"You're not veterans. Even if you were veterans before or after Reserve duty or even veterans in both situations, you're not veterans for purposes of Agent Orange exposure unless you qualify as such during your Reserve tour."
That was the VA Office of General Counsel talking last Thursday at the Senate Russell Building, defending its views in front of veterans service organizations, Yale School of Law, House and Senate staffers, the media and others. The legal definition of "veteran" was raised as a stumbling block in our path to VA health care and other benefits.
Of course, this element of the puzzle could have been raised long ago and resolved, but for some reason, VA has a record of throwing obstacles one after the other, rather than putting everything on the table for the puzzle to be seen in one piece. Having resolved the scientific question of exposure through the Institute of Medicine C-123 report released in January 2015 (a process first discussed and promised the veterans in 2012,) VA OGC identified the statutory definition of "veteran" as its next barrier to our claims.

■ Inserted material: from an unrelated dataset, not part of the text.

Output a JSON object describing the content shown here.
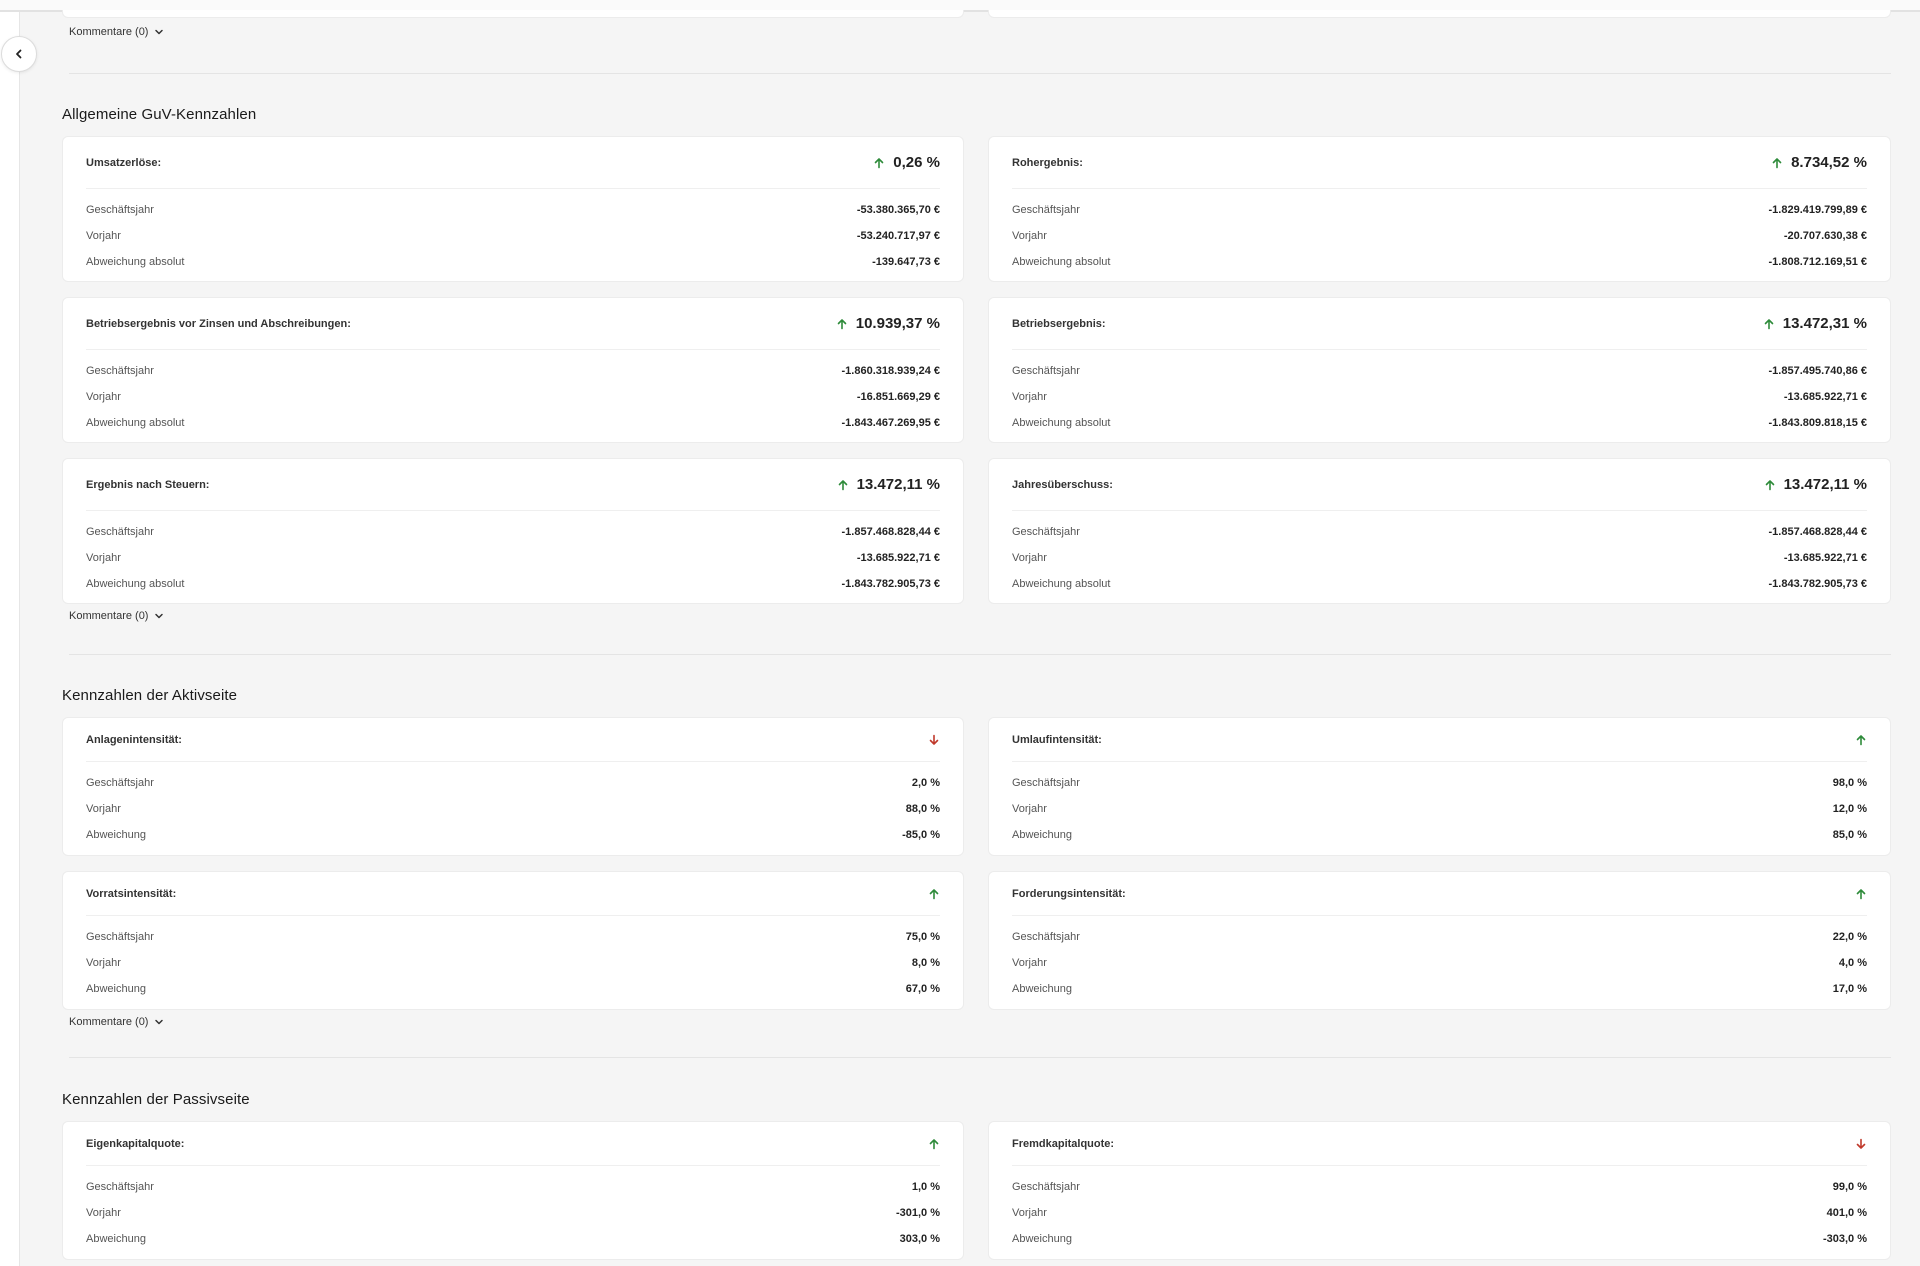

It turns out that VA benefits are available for Reserve and Guard members only if injured during Reserve duty, or if the servicemember completes a period of recall to Active Duty during the period in question. It is the view that Reserve and Guard, even if legally qualified as veterans before or after the period in question, are not "veterans" under the law unless they meet this criteria.
Example: a Reservist sent to duty in West Africa returns home and reverts to civilian status, develops ebola two weeks later. but is not a "veteran." Reason: because the illness or injury didn't actually manifest itself while the person was in uniform, even though the exposure occurred during Reserve duty. As ridiculous as this sounds, this exact scenario was run past VA Office of General Counsel and they agreed: VA actually would refuse care to an ebola-exposed Reservist.
The example closely parallels our Agent Orange problem. We were exposed to the toxin dioxin in Agent Orange during the C-123 years of 1972-1982. However, soft tissue sarcomas and other Agent Orange illnesses don't manifest themselves overnight, but instead can take decades for the exposure to be manifested in disease.
VA says because we didn't actually develop prostate cancer during a drill UTA, we were not injured in our Reserve status and therefore are not seen by VA as "veterans" for purposes of protection. An exposure to a Reservist which doesn't cause an immediate injury doesn't qualify the Reservist as injured and therefore a veteran under the law.
As you can imagine, this extremely restrictive OGC view didn't go unchallenged last Thursday. Rather, everyone present was of one voice: exposed C-123 servicemembers are veterans and are due VA care and benefits. There are a couple foundations for this challenge: in 2002 VA Office of General Counsel provided a formal precedent-setting option that a Navy Reservist given an anthrax vaccine who later developed serious illness qualified as a veteran. It held that the vaccine was a foreign substance which injured her at the time of inoculation, even though the complications became evident years later. Our point: dioxin is a foreign substance which injured us.
VA OGC didn't take this quietly, Instead, they did the amazing thing of declaring their 2002 decision to be in error and therefore not applicable to the C-123. Nobody there was willing to let VA cherry-pick or redefine their own references and it was clear any final solution doing that was headed straight for court.
Still, the conference ended without degenerating into total chaos. VA OGC agreed that proposed legislation would be withdrawn, and to rethink the opposing arguments, especially in light of the unified front against the VA position. VA also came to realize that somehow language had been inserted in the proposed legislation barring retroactive claim awards, even if those claims had been in their system for many years.
"Active Service Criteria for Veteran Status (from the Congressional Research Service
“An applicant for VA benefits must have “active military, naval, or air service” to be considered a veteran for most VA benefits. However, not all types of service are considered active military service for this purpose.
In general, active service means full-time service, other than active duty for training, as a member of the Army, Navy, Air Force, Marine Corps, Coast Guard, or as a commissioned officer of the Public Health Service, the Environmental Science Services Administration or the National Oceanic and Atmospheric Administration, or its predecessor, the Coast and Geodetic Survey.
Active service also includes a period of active duty for training during which the person was disabled or died from an injury or disease incurred or aggravated in the line of duty and any period of inactive duty for training during which the person was disabled or died from an injury incurred or aggravated in the line of duty or from certain health conditions incurred during the training.
Additional circumstances of service, and whether they are deemed to be active military service, are set out in law. For example, if on authorized travel to and from the performance of active duty training or inactive duty for training, a person is disabled or dies while proceeding directly to or returning from such duty, the duty will be considered to be active duty for training or inactive duty for training."